Ox-drawn Wagon

Camp followers sitting on top of the Wagon

Ox-drawn Wagon

Perry Miniatures Ox Wagon

Wednesday, 1 January 2014

The Venetian Army

The Venetian Army

Anyone who has followed this blog for a while will know I am keen on setting up the various armies that can be made out of the collection. I have had a go at the Venetians before,  but have added loads more figures to the collection since. I have also added some of the excellent flags from Pete for the Venetians at Agnadello in 1509.
So to start the new year here is the Venetian army of 1509. The army that, as Machiavelli put it, lost in one day what it had taken Venice eight hundred years to conquer. I hope it has the right Italian feel to it with a mix of Perry Italians and Stradiots, TAG Italians and a few Spanish as well as some old Wargames Foundry and Citadel figures. All of the flags are by Pete from his Agnadello and Venetians flagsheets, The two Orsini Cousins that led the army are represented, Bartolomeo D'Alviano and Niccolo di Pitigliano. I also included a couple of banners for the Malatesta as Pandolfo IV Malatesta fought as a Condottieri for the Venetians at Agnadello. I wanted this army to represent the transition from Medieval to Renaissance and think this is captured fairly well.
Now I need to decide where 2014 will take the collecting, I am becoming more and more tempted to have a go at some Elizabethans but have a few more things for the early 1500s to complete first.
Happy New Year!

Stradiots riding out in front

Venetian Cavalry

Stradiots in front of  the Cavalry under Bartolomeo D'Alviano

Venetian Infantry

Venetian horse under Niccolo Di Pitigliano

Mounted Arquebusiers with the baggage behind

Another picture of the baggage train

Venetian Crossbowmen and Archers

Balkan Archers

The Venetian Archers and Artillery

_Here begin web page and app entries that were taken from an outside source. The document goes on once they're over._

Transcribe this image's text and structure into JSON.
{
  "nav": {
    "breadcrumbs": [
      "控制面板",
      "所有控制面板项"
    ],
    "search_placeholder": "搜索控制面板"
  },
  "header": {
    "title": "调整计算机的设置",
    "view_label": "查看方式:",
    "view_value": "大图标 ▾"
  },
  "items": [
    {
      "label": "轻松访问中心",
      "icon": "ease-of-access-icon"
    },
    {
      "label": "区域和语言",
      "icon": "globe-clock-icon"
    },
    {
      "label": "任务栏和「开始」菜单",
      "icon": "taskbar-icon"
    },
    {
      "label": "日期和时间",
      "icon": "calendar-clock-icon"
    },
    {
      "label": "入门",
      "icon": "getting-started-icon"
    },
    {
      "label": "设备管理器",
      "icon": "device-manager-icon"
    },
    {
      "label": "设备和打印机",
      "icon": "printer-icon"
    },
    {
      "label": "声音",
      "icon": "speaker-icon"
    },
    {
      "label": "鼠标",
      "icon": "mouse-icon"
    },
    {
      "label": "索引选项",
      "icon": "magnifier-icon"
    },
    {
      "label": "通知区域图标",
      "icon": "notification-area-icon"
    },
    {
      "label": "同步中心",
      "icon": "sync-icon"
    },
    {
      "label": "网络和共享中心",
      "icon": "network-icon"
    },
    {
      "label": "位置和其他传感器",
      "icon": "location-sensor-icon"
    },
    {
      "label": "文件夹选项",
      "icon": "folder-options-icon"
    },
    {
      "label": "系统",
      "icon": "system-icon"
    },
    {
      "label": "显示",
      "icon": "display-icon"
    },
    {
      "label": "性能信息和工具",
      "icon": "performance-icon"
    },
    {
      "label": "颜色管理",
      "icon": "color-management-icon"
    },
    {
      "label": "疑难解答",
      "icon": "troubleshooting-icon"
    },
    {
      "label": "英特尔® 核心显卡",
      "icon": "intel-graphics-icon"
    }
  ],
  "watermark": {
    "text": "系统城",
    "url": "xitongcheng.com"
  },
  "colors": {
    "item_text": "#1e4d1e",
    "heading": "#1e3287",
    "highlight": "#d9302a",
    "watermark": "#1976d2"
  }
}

Venetian Infantry

Venetian Army, the 2 flags in the foreground are for the Malatesta


Venetian Infantry

Venetian Infantry with Stradiots skirmishing in front